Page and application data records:
━━━━━━━━━━━━━━━━
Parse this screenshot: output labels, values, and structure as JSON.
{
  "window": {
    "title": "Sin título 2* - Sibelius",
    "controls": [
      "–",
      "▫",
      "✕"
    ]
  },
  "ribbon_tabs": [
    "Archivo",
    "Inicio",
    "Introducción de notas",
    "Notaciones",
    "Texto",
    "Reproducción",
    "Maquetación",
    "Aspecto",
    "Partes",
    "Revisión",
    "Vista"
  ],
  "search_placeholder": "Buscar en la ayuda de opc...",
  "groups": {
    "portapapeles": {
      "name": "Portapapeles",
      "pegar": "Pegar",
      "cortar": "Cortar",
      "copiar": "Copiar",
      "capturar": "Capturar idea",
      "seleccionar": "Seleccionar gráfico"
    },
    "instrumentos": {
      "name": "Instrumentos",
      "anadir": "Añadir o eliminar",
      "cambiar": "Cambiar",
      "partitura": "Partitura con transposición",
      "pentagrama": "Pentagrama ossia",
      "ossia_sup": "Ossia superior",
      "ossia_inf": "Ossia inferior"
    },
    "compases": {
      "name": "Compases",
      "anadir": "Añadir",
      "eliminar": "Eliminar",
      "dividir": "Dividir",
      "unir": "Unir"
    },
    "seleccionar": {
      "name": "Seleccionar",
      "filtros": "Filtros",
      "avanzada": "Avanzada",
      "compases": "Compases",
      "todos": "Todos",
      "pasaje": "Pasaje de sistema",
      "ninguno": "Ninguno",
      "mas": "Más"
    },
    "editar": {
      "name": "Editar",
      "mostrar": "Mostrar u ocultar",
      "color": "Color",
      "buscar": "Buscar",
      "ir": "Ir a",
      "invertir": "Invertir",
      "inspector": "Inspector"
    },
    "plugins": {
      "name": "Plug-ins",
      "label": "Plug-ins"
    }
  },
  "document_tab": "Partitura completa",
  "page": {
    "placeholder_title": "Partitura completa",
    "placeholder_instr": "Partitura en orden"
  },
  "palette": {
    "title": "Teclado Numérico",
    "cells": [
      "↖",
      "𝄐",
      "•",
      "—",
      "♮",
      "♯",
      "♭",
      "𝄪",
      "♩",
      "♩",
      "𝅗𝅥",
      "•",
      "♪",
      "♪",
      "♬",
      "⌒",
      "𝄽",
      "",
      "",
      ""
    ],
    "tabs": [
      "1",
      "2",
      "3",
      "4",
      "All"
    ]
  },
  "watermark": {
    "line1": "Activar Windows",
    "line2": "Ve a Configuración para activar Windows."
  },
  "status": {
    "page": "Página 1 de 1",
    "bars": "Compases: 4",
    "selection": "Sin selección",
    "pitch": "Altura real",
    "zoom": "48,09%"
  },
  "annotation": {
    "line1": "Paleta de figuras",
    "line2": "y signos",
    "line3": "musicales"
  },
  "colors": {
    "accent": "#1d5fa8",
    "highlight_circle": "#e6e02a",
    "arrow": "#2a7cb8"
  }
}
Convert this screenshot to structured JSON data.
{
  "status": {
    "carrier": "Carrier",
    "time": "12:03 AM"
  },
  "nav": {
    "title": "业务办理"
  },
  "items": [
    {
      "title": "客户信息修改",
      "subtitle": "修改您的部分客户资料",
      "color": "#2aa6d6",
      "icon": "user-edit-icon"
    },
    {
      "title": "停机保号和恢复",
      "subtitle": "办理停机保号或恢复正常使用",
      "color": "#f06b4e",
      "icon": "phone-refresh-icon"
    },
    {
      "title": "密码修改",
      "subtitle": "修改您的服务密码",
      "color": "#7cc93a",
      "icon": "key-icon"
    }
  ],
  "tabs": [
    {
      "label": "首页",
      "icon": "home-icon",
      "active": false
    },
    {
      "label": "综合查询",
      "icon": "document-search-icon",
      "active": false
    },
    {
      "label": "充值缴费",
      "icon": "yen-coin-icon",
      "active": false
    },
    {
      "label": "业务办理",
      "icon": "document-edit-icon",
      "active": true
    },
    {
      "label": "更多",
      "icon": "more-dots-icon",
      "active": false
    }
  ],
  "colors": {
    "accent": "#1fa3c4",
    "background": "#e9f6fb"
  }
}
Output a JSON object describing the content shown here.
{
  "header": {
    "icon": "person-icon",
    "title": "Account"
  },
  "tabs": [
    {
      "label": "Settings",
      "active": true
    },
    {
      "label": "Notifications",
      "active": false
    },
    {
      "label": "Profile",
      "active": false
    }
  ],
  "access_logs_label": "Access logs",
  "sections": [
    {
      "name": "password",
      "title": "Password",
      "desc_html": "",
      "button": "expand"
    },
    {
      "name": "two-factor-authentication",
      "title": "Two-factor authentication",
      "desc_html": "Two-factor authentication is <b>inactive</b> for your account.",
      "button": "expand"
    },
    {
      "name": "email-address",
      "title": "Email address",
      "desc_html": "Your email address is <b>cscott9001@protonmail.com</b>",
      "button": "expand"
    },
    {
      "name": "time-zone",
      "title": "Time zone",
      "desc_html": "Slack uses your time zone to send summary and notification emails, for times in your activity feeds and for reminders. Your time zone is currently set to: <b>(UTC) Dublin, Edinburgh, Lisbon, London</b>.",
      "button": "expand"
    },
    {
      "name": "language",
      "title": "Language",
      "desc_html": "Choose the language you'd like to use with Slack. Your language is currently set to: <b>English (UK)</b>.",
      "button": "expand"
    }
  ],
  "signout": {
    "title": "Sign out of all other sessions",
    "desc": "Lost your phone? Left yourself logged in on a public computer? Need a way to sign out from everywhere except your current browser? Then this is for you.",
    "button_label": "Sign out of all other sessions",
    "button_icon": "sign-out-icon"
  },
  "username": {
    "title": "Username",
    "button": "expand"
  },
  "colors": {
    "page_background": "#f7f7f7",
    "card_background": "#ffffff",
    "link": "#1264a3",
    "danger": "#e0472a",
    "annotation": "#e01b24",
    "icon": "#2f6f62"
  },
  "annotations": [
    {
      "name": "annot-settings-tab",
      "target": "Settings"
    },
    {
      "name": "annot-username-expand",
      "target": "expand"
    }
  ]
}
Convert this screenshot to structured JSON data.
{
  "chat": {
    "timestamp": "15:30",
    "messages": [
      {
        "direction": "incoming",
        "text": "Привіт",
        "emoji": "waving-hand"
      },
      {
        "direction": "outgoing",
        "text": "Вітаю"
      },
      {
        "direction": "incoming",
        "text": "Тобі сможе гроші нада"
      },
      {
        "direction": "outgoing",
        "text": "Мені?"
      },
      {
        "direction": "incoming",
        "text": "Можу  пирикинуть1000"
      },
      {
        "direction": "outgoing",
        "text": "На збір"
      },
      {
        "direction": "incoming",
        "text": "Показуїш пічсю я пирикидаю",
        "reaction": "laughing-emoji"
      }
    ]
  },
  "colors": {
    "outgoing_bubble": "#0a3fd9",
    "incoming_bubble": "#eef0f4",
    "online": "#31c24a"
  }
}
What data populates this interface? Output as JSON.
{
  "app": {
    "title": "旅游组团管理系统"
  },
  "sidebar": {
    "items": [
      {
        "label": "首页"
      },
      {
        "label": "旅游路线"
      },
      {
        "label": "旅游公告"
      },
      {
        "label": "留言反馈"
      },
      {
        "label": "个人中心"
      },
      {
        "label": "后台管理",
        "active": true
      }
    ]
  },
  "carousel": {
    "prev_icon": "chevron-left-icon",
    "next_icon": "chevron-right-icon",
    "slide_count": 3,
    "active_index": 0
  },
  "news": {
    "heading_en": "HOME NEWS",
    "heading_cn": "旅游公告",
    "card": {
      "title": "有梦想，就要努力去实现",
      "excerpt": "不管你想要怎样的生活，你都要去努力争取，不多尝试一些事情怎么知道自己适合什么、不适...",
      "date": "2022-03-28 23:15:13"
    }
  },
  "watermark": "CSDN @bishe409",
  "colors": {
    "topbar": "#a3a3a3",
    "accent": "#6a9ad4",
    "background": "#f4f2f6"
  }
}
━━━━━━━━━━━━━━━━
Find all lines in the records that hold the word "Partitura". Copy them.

      "partitura": "Partitura con transposición",
  "document_tab": "Partitura completa",
    "placeholder_title": "Partitura completa",
    "placeholder_instr": "Partitura en orden"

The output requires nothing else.